**Task brief:** Copy out the entries word for word, leaving images aside.

**Data listing:**
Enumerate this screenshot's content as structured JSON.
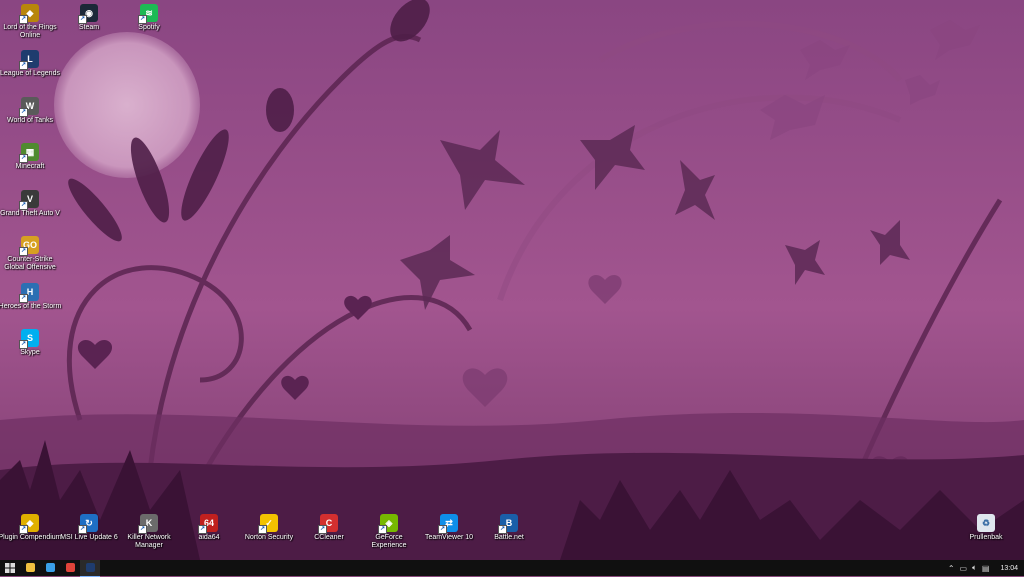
{
  "desktop_icons_left": [
    {
      "label": "Lord of the Rings Online",
      "icon": "lotro-icon",
      "color": "#b8860b",
      "glyph": "◆"
    },
    {
      "label": "League of Legends",
      "icon": "league-of-legends-icon",
      "color": "#1f3c6e",
      "glyph": "L"
    },
    {
      "label": "World of Tanks",
      "icon": "world-of-tanks-icon",
      "color": "#5a5a5a",
      "glyph": "W"
    },
    {
      "label": "Minecraft",
      "icon": "minecraft-icon",
      "color": "#4f8a2f",
      "glyph": "▦"
    },
    {
      "label": "Grand Theft Auto V",
      "icon": "gta-v-icon",
      "color": "#3a3a3a",
      "glyph": "V"
    },
    {
      "label": "Counter-Strike Global Offensive",
      "icon": "csgo-icon",
      "color": "#d7a021",
      "glyph": "GO"
    },
    {
      "label": "Heroes of the Storm",
      "icon": "heroes-of-the-storm-icon",
      "color": "#2c6fb3",
      "glyph": "H"
    },
    {
      "label": "Skype",
      "icon": "skype-icon",
      "color": "#00aff0",
      "glyph": "S"
    }
  ],
  "desktop_icons_top": [
    {
      "label": "Steam",
      "icon": "steam-icon",
      "color": "#1b2838",
      "glyph": "◉"
    },
    {
      "label": "Spotify",
      "icon": "spotify-icon",
      "color": "#1db954",
      "glyph": "≋"
    }
  ],
  "desktop_icons_bottom": [
    {
      "label": "Plugin Compendium",
      "icon": "plugin-compendium-icon",
      "color": "#e0b000",
      "glyph": "◆"
    },
    {
      "label": "MSI Live Update 6",
      "icon": "msi-live-update-icon",
      "color": "#1e6fc4",
      "glyph": "↻"
    },
    {
      "label": "Killer Network Manager",
      "icon": "killer-network-icon",
      "color": "#6b6b6b",
      "glyph": "K"
    },
    {
      "label": "aida64",
      "icon": "aida64-icon",
      "color": "#c0201e",
      "glyph": "64"
    },
    {
      "label": "Norton Security",
      "icon": "norton-icon",
      "color": "#f2c200",
      "glyph": "✓"
    },
    {
      "label": "CCleaner",
      "icon": "ccleaner-icon",
      "color": "#d32f2f",
      "glyph": "C"
    },
    {
      "label": "GeForce Experience",
      "icon": "geforce-icon",
      "color": "#76b900",
      "glyph": "◈"
    },
    {
      "label": "TeamViewer 10",
      "icon": "teamviewer-icon",
      "color": "#0e8ee9",
      "glyph": "⇄"
    },
    {
      "label": "Battle.net",
      "icon": "battlenet-icon",
      "color": "#1a5fa8",
      "glyph": "B"
    }
  ],
  "recycle_bin": {
    "label": "Prullenbak",
    "icon": "recycle-bin-icon"
  },
  "taskbar": {
    "start": "start-icon",
    "pinned": [
      {
        "icon": "file-explorer-icon",
        "color": "#f0c040"
      },
      {
        "icon": "browser-icon",
        "color": "#3aa0e8"
      },
      {
        "icon": "chrome-icon",
        "color": "#e0443a"
      },
      {
        "icon": "league-client-icon",
        "color": "#1f3c6e"
      }
    ],
    "tray": {
      "icons": [
        "chevron-up-icon",
        "network-icon",
        "volume-icon",
        "notification-icon"
      ],
      "time": "13:04"
    }
  }
}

**Result of the task:**
Enumerate this screenshot's content as structured JSON.
{
  "desktop_icons_left": [
    {
      "label": "Lord of the Rings Online",
      "icon": "lotro-icon",
      "color": "#b8860b",
      "glyph": "◆"
    },
    {
      "label": "League of Legends",
      "icon": "league-of-legends-icon",
      "color": "#1f3c6e",
      "glyph": "L"
    },
    {
      "label": "World of Tanks",
      "icon": "world-of-tanks-icon",
      "color": "#5a5a5a",
      "glyph": "W"
    },
    {
      "label": "Minecraft",
      "icon": "minecraft-icon",
      "color": "#4f8a2f",
      "glyph": "▦"
    },
    {
      "label": "Grand Theft Auto V",
      "icon": "gta-v-icon",
      "color": "#3a3a3a",
      "glyph": "V"
    },
    {
      "label": "Counter-Strike Global Offensive",
      "icon": "csgo-icon",
      "color": "#d7a021",
      "glyph": "GO"
    },
    {
      "label": "Heroes of the Storm",
      "icon": "heroes-of-the-storm-icon",
      "color": "#2c6fb3",
      "glyph": "H"
    },
    {
      "label": "Skype",
      "icon": "skype-icon",
      "color": "#00aff0",
      "glyph": "S"
    }
  ],
  "desktop_icons_top": [
    {
      "label": "Steam",
      "icon": "steam-icon",
      "color": "#1b2838",
      "glyph": "◉"
    },
    {
      "label": "Spotify",
      "icon": "spotify-icon",
      "color": "#1db954",
      "glyph": "≋"
    }
  ],
  "desktop_icons_bottom": [
    {
      "label": "Plugin Compendium",
      "icon": "plugin-compendium-icon",
      "color": "#e0b000",
      "glyph": "◆"
    },
    {
      "label": "MSI Live Update 6",
      "icon": "msi-live-update-icon",
      "color": "#1e6fc4",
      "glyph": "↻"
    },
    {
      "label": "Killer Network Manager",
      "icon": "killer-network-icon",
      "color": "#6b6b6b",
      "glyph": "K"
    },
    {
      "label": "aida64",
      "icon": "aida64-icon",
      "color": "#c0201e",
      "glyph": "64"
    },
    {
      "label": "Norton Security",
      "icon": "norton-icon",
      "color": "#f2c200",
      "glyph": "✓"
    },
    {
      "label": "CCleaner",
      "icon": "ccleaner-icon",
      "color": "#d32f2f",
      "glyph": "C"
    },
    {
      "label": "GeForce Experience",
      "icon": "geforce-icon",
      "color": "#76b900",
      "glyph": "◈"
    },
    {
      "label": "TeamViewer 10",
      "icon": "teamviewer-icon",
      "color": "#0e8ee9",
      "glyph": "⇄"
    },
    {
      "label": "Battle.net",
      "icon": "battlenet-icon",
      "color": "#1a5fa8",
      "glyph": "B"
    }
  ],
  "recycle_bin": {
    "label": "Prullenbak",
    "icon": "recycle-bin-icon"
  },
  "taskbar": {
    "start": "start-icon",
    "pinned": [
      {
        "icon": "file-explorer-icon",
        "color": "#f0c040"
      },
      {
        "icon": "browser-icon",
        "color": "#3aa0e8"
      },
      {
        "icon": "chrome-icon",
        "color": "#e0443a"
      },
      {
        "icon": "league-client-icon",
        "color": "#1f3c6e"
      }
    ],
    "tray": {
      "icons": [
        "chevron-up-icon",
        "network-icon",
        "volume-icon",
        "notification-icon"
      ],
      "time": "13:04"
    }
  }
}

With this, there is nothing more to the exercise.